- Shashi V, Zunich J, Kelly TE, Fryburg JS (1995). "Neuroectodermal (CHIME) syndrome: an additional case with long term follow up of all reported cases". J. Med. Genet. 32 (6): 465–9.
- Zunich J, Esterly NB, Holbrook KA, Kaye CI (1985). "Congenital migratory ichthyosiform dermatosis with neurologic and ophthalmologic abnormalities". Arch Dermatol 121 (9): 1149–56.
- Zunich J, Esterly NB, Kaye CI (1988). "Autosomal recessive transmission of neuroectodermal syndrome". Arch Dermatol 124 (8): 1188–9.

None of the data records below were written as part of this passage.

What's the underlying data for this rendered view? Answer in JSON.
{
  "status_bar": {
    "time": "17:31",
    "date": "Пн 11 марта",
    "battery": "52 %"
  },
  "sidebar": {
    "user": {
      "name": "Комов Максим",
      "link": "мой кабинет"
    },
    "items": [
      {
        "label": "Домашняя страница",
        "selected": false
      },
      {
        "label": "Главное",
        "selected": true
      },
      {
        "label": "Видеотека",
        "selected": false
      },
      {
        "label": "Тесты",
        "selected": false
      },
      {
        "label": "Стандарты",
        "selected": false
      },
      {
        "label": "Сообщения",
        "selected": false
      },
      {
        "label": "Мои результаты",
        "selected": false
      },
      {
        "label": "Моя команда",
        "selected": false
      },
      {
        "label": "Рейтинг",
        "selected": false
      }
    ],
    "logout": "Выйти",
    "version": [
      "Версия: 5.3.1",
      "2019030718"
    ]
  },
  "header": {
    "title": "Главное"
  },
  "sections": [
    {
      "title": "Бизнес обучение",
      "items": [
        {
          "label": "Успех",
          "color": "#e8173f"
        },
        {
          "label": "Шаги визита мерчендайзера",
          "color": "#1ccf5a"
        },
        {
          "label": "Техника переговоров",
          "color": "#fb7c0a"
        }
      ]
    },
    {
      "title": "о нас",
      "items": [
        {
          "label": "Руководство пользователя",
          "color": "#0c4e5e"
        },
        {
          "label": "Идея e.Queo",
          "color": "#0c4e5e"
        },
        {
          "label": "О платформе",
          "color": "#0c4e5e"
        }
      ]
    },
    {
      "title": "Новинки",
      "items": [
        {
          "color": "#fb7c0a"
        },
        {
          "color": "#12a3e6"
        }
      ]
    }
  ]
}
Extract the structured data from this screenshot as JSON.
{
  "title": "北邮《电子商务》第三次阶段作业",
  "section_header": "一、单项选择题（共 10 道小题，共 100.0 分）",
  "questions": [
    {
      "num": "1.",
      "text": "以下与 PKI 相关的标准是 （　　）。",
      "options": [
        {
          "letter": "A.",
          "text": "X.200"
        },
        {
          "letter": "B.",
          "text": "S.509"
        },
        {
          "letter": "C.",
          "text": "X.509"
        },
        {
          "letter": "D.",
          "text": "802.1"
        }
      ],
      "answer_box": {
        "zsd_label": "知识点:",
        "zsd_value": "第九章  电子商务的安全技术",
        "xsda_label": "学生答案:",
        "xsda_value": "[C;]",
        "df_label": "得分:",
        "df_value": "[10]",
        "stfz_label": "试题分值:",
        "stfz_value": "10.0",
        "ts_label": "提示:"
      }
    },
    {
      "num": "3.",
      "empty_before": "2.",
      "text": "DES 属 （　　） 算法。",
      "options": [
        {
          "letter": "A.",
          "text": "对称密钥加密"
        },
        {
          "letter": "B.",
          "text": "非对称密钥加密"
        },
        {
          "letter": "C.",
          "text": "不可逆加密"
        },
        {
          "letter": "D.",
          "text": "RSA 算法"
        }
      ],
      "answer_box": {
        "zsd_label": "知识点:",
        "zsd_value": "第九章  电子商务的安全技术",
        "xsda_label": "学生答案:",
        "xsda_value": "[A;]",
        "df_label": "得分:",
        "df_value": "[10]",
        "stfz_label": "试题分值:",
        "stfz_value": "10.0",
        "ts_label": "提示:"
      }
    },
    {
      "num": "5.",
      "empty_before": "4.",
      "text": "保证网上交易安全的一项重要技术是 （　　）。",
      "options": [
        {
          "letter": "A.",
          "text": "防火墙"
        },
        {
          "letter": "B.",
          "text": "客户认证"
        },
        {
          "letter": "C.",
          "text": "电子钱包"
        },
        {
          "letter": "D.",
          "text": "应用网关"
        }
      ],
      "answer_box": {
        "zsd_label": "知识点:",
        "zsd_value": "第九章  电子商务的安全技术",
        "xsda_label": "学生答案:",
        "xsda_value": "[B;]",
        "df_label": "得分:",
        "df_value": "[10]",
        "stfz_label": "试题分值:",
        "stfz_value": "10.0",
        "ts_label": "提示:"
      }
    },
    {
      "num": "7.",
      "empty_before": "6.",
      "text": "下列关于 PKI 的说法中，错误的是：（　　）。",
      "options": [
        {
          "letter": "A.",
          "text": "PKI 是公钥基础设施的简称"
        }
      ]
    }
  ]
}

- Zunich J, Kaye CI (1984). "Additional case report of new neuroectodermal syndrome". Am. J. Med. Genet. 17 (3): 707–10.